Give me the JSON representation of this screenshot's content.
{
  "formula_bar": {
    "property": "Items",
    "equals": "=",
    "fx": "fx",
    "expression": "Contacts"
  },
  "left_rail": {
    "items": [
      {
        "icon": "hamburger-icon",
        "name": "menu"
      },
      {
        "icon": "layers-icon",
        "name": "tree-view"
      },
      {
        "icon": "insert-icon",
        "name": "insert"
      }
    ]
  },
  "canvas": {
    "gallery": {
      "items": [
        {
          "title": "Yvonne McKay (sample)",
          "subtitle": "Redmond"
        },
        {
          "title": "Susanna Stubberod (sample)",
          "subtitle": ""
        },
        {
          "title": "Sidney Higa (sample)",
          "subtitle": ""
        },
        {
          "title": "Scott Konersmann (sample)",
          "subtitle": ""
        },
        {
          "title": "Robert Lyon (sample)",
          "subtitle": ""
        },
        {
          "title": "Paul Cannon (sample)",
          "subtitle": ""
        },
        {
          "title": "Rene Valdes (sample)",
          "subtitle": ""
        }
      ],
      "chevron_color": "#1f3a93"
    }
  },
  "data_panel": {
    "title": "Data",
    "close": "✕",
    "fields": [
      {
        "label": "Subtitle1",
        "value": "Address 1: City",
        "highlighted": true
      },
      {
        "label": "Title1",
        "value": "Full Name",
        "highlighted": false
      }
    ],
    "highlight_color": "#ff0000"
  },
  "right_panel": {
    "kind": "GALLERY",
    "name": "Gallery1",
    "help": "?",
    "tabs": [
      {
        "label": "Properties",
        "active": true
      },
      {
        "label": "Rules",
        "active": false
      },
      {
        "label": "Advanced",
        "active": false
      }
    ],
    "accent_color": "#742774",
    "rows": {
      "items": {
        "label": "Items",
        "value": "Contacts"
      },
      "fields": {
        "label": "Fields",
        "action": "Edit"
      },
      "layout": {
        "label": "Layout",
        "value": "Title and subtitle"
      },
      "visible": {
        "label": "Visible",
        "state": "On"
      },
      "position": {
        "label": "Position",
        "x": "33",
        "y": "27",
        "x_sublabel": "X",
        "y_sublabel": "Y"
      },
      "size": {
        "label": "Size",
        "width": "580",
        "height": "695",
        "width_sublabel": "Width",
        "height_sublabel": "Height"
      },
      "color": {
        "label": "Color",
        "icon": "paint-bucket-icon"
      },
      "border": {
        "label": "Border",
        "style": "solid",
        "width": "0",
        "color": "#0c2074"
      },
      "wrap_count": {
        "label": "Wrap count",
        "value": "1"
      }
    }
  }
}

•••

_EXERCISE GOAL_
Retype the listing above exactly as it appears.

_TASK OUTPUT_
Give me the JSON representation of this screenshot's content.
{
  "formula_bar": {
    "property": "Items",
    "equals": "=",
    "fx": "fx",
    "expression": "Contacts"
  },
  "left_rail": {
    "items": [
      {
        "icon": "hamburger-icon",
        "name": "menu"
      },
      {
        "icon": "layers-icon",
        "name": "tree-view"
      },
      {
        "icon": "insert-icon",
        "name": "insert"
      }
    ]
  },
  "canvas": {
    "gallery": {
      "items": [
        {
          "title": "Yvonne McKay (sample)",
          "subtitle": "Redmond"
        },
        {
          "title": "Susanna Stubberod (sample)",
          "subtitle": ""
        },
        {
          "title": "Sidney Higa (sample)",
          "subtitle": ""
        },
        {
          "title": "Scott Konersmann (sample)",
          "subtitle": ""
        },
        {
          "title": "Robert Lyon (sample)",
          "subtitle": ""
        },
        {
          "title": "Paul Cannon (sample)",
          "subtitle": ""
        },
        {
          "title": "Rene Valdes (sample)",
          "subtitle": ""
        }
      ],
      "chevron_color": "#1f3a93"
    }
  },
  "data_panel": {
    "title": "Data",
    "close": "✕",
    "fields": [
      {
        "label": "Subtitle1",
        "value": "Address 1: City",
        "highlighted": true
      },
      {
        "label": "Title1",
        "value": "Full Name",
        "highlighted": false
      }
    ],
    "highlight_color": "#ff0000"
  },
  "right_panel": {
    "kind": "GALLERY",
    "name": "Gallery1",
    "help": "?",
    "tabs": [
      {
        "label": "Properties",
        "active": true
      },
      {
        "label": "Rules",
        "active": false
      },
      {
        "label": "Advanced",
        "active": false
      }
    ],
    "accent_color": "#742774",
    "rows": {
      "items": {
        "label": "Items",
        "value": "Contacts"
      },
      "fields": {
        "label": "Fields",
        "action": "Edit"
      },
      "layout": {
        "label": "Layout",
        "value": "Title and subtitle"
      },
      "visible": {
        "label": "Visible",
        "state": "On"
      },
      "position": {
        "label": "Position",
        "x": "33",
        "y": "27",
        "x_sublabel": "X",
        "y_sublabel": "Y"
      },
      "size": {
        "label": "Size",
        "width": "580",
        "height": "695",
        "width_sublabel": "Width",
        "height_sublabel": "Height"
      },
      "color": {
        "label": "Color",
        "icon": "paint-bucket-icon"
      },
      "border": {
        "label": "Border",
        "style": "solid",
        "width": "0",
        "color": "#0c2074"
      },
      "wrap_count": {
        "label": "Wrap count",
        "value": "1"
      }
    }
  }
}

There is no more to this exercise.